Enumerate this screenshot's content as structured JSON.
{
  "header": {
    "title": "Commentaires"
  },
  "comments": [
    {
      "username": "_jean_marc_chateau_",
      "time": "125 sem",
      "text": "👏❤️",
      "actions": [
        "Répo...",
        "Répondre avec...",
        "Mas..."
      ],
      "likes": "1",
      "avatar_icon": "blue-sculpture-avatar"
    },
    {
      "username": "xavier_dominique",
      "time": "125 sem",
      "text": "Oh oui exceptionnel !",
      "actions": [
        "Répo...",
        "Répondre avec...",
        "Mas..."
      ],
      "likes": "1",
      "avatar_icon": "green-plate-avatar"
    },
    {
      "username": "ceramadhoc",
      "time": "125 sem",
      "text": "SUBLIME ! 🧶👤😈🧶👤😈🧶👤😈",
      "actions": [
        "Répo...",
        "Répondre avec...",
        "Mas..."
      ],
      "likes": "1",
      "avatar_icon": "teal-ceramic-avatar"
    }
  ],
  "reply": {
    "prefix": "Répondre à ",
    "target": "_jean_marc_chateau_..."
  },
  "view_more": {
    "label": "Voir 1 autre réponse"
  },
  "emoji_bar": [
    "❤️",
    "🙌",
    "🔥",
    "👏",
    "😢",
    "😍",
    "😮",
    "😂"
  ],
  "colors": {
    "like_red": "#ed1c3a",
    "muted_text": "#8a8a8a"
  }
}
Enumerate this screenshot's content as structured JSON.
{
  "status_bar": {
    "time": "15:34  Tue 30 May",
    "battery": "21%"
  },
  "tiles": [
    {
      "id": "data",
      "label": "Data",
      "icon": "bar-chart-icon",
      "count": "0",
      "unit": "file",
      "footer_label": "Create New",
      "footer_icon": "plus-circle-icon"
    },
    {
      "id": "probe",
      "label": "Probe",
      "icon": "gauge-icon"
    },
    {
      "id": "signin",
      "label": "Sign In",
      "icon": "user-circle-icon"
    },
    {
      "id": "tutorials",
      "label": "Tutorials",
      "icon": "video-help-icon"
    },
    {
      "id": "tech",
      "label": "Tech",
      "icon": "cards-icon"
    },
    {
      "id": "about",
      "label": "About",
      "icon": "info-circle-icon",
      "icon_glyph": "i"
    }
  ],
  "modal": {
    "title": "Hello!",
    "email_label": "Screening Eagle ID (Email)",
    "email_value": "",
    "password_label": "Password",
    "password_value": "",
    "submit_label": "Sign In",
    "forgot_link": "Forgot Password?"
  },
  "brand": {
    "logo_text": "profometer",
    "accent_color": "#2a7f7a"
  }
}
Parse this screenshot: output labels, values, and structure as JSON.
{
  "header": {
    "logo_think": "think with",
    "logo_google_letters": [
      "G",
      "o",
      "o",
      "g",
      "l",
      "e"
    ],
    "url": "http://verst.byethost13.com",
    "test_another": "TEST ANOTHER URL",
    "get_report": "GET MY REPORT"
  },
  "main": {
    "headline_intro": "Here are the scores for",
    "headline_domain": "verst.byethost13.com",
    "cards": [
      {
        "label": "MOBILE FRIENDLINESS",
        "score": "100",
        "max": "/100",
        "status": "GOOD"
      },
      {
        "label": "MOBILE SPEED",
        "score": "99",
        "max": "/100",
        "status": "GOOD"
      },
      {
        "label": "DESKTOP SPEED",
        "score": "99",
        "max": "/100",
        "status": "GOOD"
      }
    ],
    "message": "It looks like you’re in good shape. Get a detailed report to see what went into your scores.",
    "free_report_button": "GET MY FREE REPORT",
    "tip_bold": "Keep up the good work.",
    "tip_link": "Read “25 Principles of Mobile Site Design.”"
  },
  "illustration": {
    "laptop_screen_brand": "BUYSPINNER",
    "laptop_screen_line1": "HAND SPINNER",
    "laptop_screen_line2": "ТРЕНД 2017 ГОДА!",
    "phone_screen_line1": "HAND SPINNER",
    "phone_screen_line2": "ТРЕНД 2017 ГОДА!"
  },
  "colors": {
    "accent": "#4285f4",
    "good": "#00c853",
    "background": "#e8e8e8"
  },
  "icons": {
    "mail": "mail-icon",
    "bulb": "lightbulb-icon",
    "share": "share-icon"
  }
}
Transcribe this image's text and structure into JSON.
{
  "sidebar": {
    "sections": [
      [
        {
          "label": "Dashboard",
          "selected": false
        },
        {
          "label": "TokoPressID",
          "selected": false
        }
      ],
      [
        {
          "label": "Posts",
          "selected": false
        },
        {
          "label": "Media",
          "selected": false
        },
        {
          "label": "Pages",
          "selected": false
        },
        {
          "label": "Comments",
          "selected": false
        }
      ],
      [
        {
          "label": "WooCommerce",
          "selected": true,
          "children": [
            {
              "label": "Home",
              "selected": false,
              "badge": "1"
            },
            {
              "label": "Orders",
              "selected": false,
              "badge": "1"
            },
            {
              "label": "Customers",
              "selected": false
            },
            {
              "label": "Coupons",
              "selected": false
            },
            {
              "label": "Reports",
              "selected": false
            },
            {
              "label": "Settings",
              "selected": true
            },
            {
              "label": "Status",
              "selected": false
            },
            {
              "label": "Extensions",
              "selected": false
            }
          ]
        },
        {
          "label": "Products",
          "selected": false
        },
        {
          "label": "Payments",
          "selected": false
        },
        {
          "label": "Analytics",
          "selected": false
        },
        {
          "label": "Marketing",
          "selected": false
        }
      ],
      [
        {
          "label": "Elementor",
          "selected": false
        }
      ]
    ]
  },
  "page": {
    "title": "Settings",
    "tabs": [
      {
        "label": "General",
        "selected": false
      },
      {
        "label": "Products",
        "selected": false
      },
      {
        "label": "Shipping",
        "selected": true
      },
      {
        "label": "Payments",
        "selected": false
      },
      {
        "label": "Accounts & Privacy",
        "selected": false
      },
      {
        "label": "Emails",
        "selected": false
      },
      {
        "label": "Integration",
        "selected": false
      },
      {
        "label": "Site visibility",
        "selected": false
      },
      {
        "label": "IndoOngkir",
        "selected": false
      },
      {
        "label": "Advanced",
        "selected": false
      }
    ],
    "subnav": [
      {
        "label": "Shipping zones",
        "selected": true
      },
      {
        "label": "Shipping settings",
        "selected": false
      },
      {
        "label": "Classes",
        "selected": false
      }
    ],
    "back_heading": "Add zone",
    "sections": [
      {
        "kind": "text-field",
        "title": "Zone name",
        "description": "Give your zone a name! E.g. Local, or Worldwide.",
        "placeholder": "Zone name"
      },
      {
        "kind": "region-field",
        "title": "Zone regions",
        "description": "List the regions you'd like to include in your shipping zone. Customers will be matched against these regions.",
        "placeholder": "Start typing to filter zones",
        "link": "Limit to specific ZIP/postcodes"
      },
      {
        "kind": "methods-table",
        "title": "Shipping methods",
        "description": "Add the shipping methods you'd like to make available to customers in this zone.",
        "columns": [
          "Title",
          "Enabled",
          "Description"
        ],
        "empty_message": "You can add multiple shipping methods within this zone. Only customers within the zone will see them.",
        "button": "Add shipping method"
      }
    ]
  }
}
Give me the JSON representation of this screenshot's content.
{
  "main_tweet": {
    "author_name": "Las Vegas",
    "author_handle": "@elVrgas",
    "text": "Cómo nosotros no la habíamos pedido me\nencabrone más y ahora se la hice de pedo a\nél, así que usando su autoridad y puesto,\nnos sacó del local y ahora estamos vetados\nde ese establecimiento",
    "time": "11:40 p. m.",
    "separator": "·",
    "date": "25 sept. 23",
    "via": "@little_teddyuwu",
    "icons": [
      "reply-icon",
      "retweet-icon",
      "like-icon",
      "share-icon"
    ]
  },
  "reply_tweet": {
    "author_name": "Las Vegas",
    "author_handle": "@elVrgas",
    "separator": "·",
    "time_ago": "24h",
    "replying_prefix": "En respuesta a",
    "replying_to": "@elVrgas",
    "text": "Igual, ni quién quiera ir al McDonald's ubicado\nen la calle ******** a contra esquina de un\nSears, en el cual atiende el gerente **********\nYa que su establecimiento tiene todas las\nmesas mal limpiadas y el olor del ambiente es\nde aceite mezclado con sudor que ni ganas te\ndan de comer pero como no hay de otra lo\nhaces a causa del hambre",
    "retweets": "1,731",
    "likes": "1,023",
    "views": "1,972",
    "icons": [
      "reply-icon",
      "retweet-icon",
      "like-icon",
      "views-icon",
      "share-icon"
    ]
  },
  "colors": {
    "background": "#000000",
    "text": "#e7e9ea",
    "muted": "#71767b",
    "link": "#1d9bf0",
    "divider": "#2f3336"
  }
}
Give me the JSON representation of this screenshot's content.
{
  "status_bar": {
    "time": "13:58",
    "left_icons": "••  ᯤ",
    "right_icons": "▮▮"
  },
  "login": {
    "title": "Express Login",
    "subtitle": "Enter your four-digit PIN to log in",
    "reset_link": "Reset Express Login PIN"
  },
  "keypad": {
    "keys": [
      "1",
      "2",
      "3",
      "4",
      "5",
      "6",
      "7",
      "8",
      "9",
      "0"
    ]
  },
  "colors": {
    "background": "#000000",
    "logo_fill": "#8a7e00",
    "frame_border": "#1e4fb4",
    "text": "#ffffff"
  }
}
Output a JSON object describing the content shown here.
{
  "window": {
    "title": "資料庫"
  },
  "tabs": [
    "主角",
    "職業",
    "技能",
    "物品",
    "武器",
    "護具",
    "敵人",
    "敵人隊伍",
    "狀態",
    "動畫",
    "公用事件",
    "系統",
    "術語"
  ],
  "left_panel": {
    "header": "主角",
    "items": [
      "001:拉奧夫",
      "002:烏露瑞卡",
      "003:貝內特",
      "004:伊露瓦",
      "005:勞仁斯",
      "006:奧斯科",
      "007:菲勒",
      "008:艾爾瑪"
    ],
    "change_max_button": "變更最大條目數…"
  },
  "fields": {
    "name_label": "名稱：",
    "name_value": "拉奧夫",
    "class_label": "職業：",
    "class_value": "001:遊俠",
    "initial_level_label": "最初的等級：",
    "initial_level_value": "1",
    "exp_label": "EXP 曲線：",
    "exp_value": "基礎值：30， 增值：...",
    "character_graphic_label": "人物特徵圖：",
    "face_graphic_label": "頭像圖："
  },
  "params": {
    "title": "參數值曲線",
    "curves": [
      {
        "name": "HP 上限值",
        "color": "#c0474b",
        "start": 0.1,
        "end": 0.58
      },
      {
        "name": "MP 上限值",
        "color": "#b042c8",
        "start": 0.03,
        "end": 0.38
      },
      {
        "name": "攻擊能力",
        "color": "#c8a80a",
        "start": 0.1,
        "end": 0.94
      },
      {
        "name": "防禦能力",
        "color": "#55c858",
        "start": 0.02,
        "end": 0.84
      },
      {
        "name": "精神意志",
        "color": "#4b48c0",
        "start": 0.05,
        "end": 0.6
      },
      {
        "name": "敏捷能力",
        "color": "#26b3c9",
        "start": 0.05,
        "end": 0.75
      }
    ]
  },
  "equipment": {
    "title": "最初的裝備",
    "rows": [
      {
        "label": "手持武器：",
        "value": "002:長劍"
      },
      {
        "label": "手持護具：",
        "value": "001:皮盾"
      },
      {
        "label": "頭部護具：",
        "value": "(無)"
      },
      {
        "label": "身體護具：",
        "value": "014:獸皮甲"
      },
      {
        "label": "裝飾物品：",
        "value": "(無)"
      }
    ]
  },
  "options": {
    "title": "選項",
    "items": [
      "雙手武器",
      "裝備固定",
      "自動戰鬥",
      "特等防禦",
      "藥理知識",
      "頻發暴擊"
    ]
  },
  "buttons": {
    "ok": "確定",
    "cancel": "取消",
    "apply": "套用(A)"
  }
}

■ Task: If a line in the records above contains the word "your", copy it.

■ Response to the task:
    "message": "It looks like you’re in good shape. Get a detailed report to see what went into your scores.",
        "description": "Give your zone a name! E.g. Local, or Worldwide.",
        "description": "List the regions you'd like to include in your shipping zone. Customers will be matched against these regions.",
    "subtitle": "Enter your four-digit PIN to log in",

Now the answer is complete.